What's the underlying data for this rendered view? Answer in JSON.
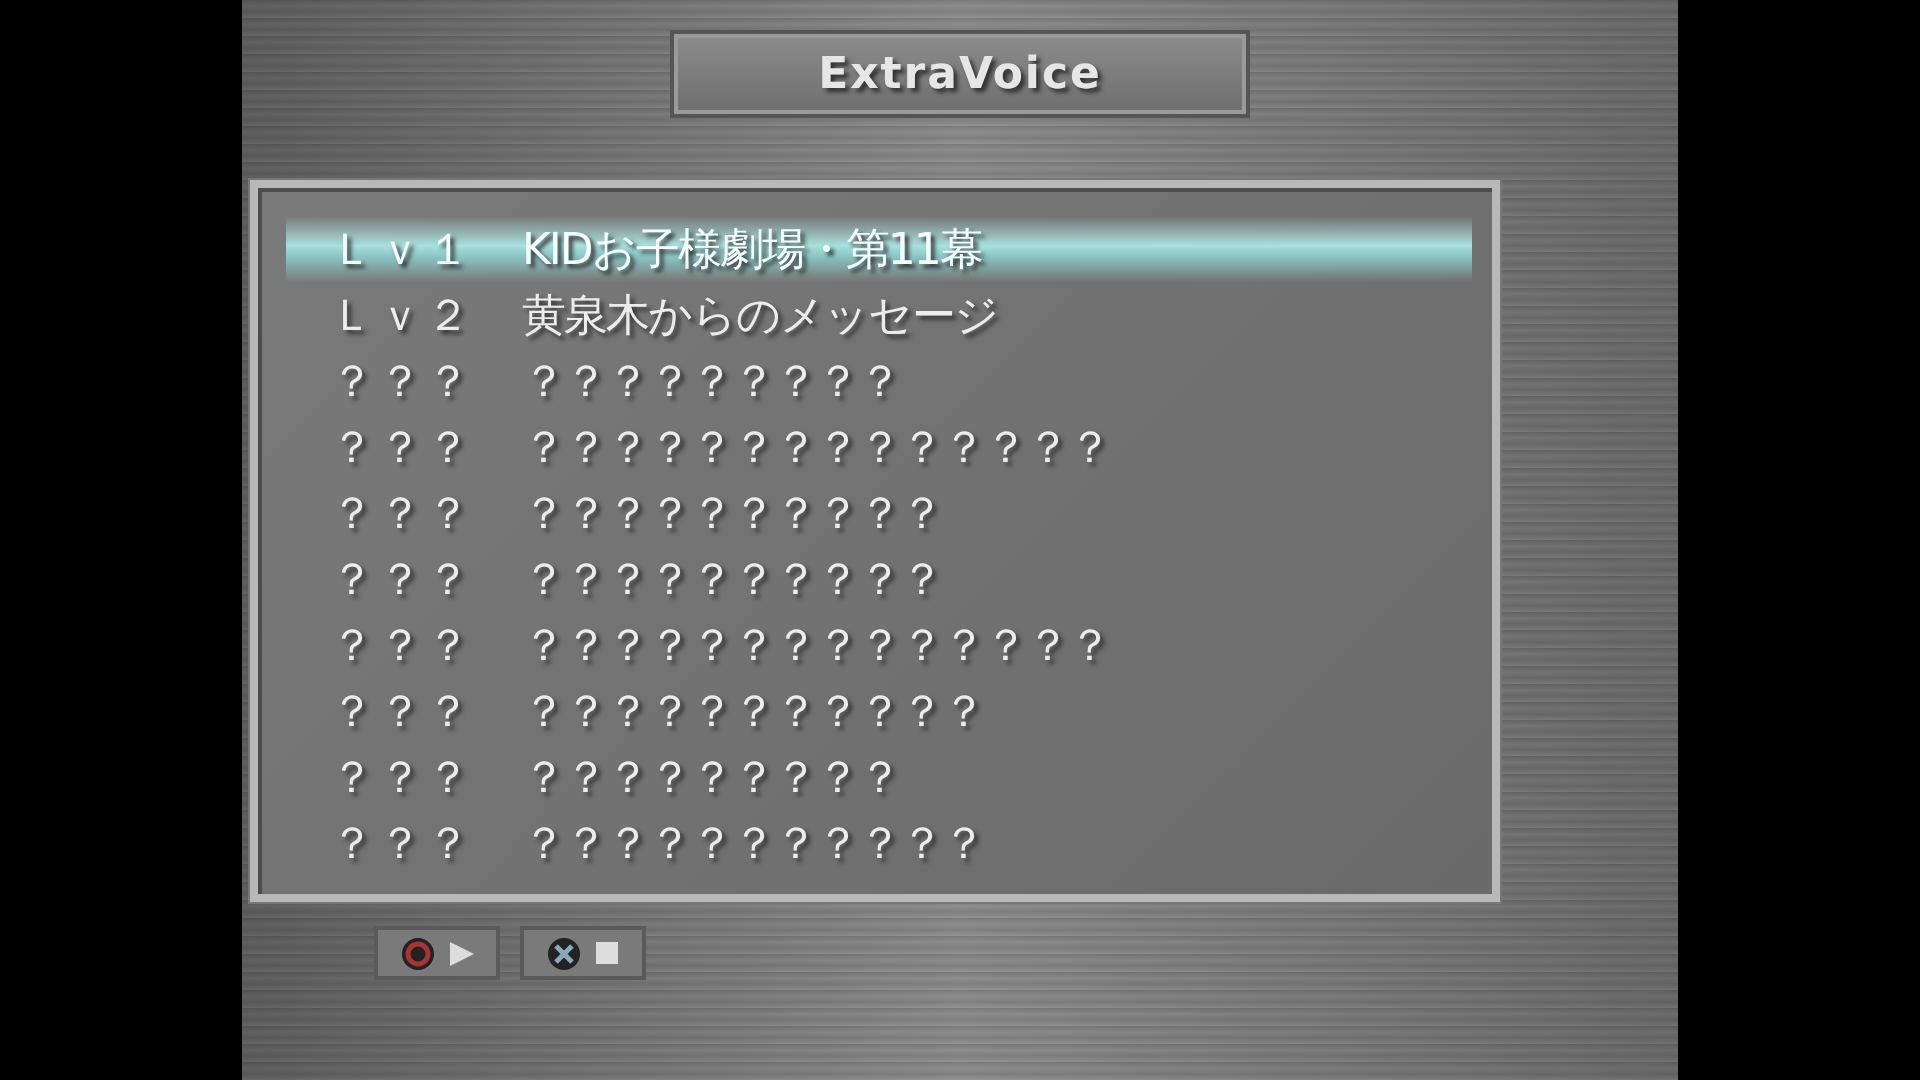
{
  "title": "ExtraVoice",
  "items": [
    {
      "level": "Ｌｖ１",
      "name": "KIDお子様劇場・第11幕",
      "selected": true
    },
    {
      "level": "Ｌｖ２",
      "name": "黄泉木からのメッセージ",
      "selected": false
    },
    {
      "level": "？？？",
      "name": "？？？？？？？？？",
      "selected": false
    },
    {
      "level": "？？？",
      "name": "？？？？？？？？？？？？？？",
      "selected": false
    },
    {
      "level": "？？？",
      "name": "？？？？？？？？？？",
      "selected": false
    },
    {
      "level": "？？？",
      "name": "？？？？？？？？？？",
      "selected": false
    },
    {
      "level": "？？？",
      "name": "？？？？？？？？？？？？？？",
      "selected": false
    },
    {
      "level": "？？？",
      "name": "？？？？？？？？？？？",
      "selected": false
    },
    {
      "level": "？？？",
      "name": "？？？？？？？？？",
      "selected": false
    },
    {
      "level": "？？？",
      "name": "？？？？？？？？？？？",
      "selected": false
    }
  ],
  "buttons": [
    {
      "kind": "play"
    },
    {
      "kind": "stop"
    }
  ]
}
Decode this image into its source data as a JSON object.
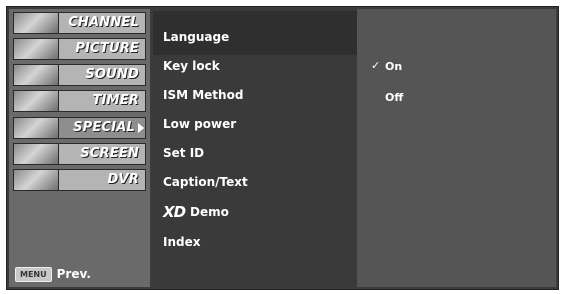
{
  "categories": [
    {
      "label": "CHANNEL",
      "icon": "channel-icon"
    },
    {
      "label": "PICTURE",
      "icon": "picture-icon"
    },
    {
      "label": "SOUND",
      "icon": "sound-icon"
    },
    {
      "label": "TIMER",
      "icon": "timer-icon"
    },
    {
      "label": "SPECIAL",
      "icon": "special-icon",
      "selected": true
    },
    {
      "label": "SCREEN",
      "icon": "screen-icon"
    },
    {
      "label": "DVR",
      "icon": "dvr-icon"
    }
  ],
  "footer": {
    "menu_key": "MENU",
    "prev_label": "Prev."
  },
  "submenu": {
    "items": [
      "Language",
      "Key lock",
      "ISM Method",
      "Low power",
      "Set ID",
      "Caption/Text",
      "Demo",
      "Index"
    ],
    "xd_logo": "XD",
    "highlighted": "Key lock"
  },
  "options": {
    "items": [
      "On",
      "Off"
    ],
    "selected": "On",
    "check_mark": "✓"
  }
}
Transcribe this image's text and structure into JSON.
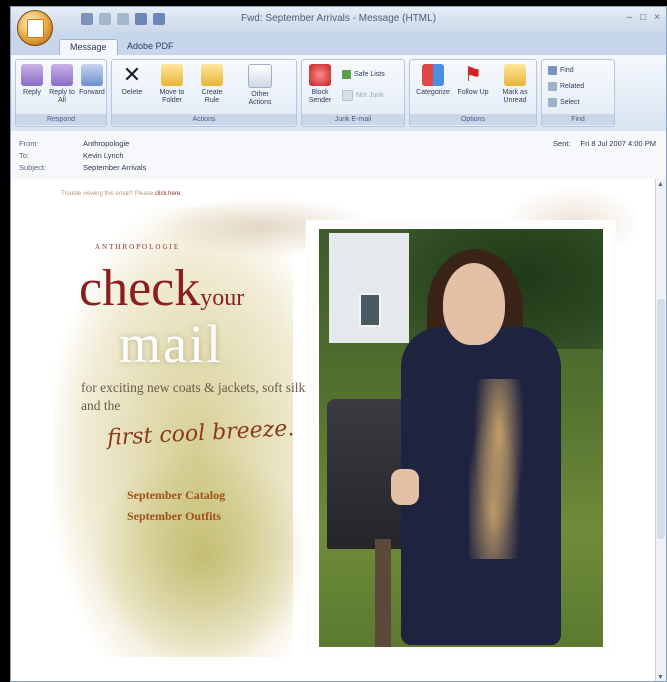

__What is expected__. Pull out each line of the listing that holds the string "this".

__Expected output__.
What's the underlying data for this rendered view? Answer in JSON.
Decode this image into its source data as a JSON object.
Transcribe this image's text and structure into JSON.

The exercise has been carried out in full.